Is The Market Correct On Ford's Value?

| About: Ford Motor (F)

Whenever a bullish article on Ford Motor Company (NYSE:F) is written on Seeking Alpha, those that are bearish on the company always bring up the argument that "if the market sees Ford as being worth below $10, it must be worth below $10."

Many Ford bears seem to see the market as a 100% accurate measure of the "true valuation" of a company. They believe that there is no way market might be wrong about Ford's value, and if one happens to disagree with them, they tend to say "so you know the value of Ford better than millions of investors and experts?"

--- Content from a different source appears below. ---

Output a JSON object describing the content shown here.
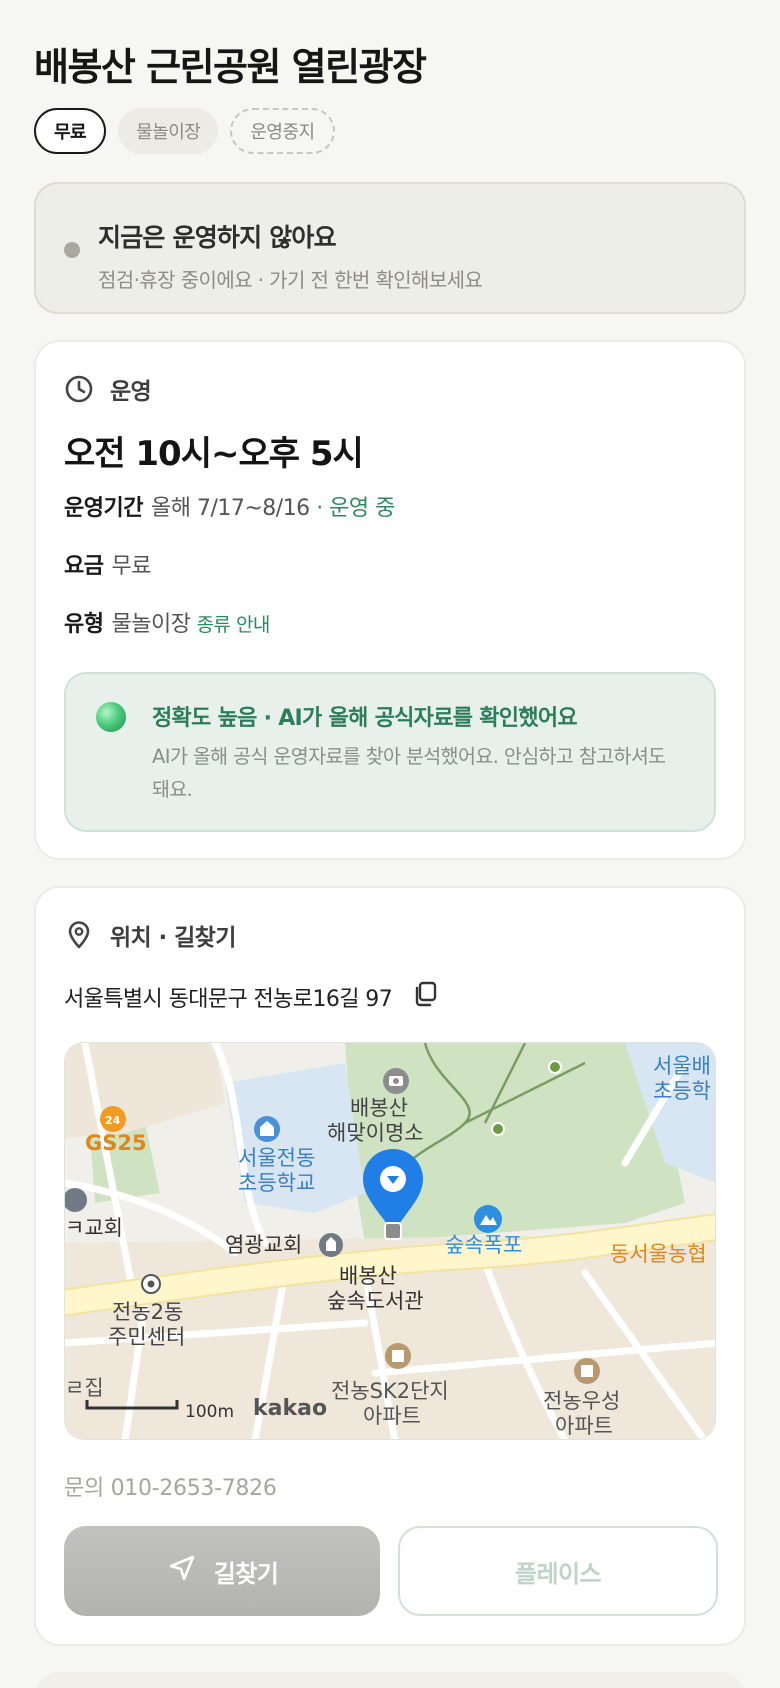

Before I get into this argument, I would like to present my past arguments regarding Ford. On February 14, 2012, I wrote an article saying that Ford was fairly valued. Back then, Ford was trading for $12.53 and many of the authors thought that Ford was well on its way to $17 to $20 per share. Back then I said that the company was fairly valued and the upside was limited.

Then on April 27th, I wrote another article about Ford and it wasn't completely bullish either. In that article, I mentioned how Ford's stock price was tightly tied to expectations regarding the overall market, and how Ford wouldn't see $15 per share until S&P 500 Index sees 1,500 points. Later on, I wrote another article saying that the patient investors of Ford would get rewarded, however it would take a long time before this happens.

And now, I believe that Ford is grossly undervalued. As Ford kept losing value in the market, I moved from having mixed feelings to being cautiously optimistic and now to fully optimistic. Even if the company posts no growth in the next year or two, it should still have some upside as the company is undervalued at the moment.

Now going back to the argument, I don't believe that market is always right about valuation of companies. I can give tens, if not hundreds of examples supporting this argument. For example, market thought that Facebook (NASDAQ:FB) was worth $81 billion on May 17th. Only a couple weeks later, the same market started to "think" that Facebook should be only worth $55 billion. Today, the market thinks Facebook is worth $67 billion. If the market was always right about valuations of companies, we would have very little volatility in the market. Yet, we have plenty of volatility most of the time.

There are also examples like Amazon (NASDAQ:AMZN) and Netflix (NASDAQ:NFLX) where the market can't seem to make up its mind about how much a company is worth. I would think that millions of investors and experts would have decided on value of these companies already, right? Speaking of experts and investors, analysts have an average target price of $15 for Ford; the target prices range from $12 to $17, indicating a potential upside of 25% and 75%.

In my previous article about Ford, I mentioned how Warren Buffet said that when investors are buying stocks of a company, they should look at it as if they are buying the whole company. Now let's say we have $37 billion, just enough to buy Ford. Would we buy it?

Ford has cash holdings of $15.24 billion at the moment. In addition to this, the company has net account receivables of $69.89 billion. Furthermore, the company's current inventory is worth another $7 billion. Ford's total long-term investments and other liquid assets are worth a total of $37.22 billion, whereas the company's assets are worth $182 billion.

Of course, the company is not free of debt; however, the debt is long term and the company has absolutely no trouble of paying the debt off. In fact, the company is able to reduce its interest rates by refinancing due to its improved credit score. Buying a company with cash holdings of $15 billion and liquid assets of $37 billion, excluding inventory and account receivables, for a total of $37 billion definitely implies a deep discount.

Now, let's look at Ford's earnings potential. The 15 analysts covering the stock believe that Ford will earn between 98 cents and $1.65 per share this year. The analysts also believe that Ford will earn between 97 cents and $1.88 per share next year, and between $1.58 and $2.05 in the following year.

In the worst-case scenario, the company will earn $3.53 and in the best case scenario, it will earn $5.58 in the next three years. So basically, if we invested $37 billion to buy this company, not only would we get assets worth way more than $37 billion, but we would also rake-in profits between $13.48 billion and $21.32 billion in the next three years alone. I don't know what Mr. Market thinks, but I think it's a great investment. Not many investments would result in such a great return on investment.

Of course, not many of us can actually afford to buy Ford Motor Company as a whole. I was just applying Mr. Buffet's principle to Ford to see if it's a buy or not. At its current valuation, Ford is a screaming buy. In fact I am really surprised that the company isn't using its cash reserves to buy some shares back, as it could easily buy nearly half of the outstanding shares at the moment.

Disclosure: I am long F.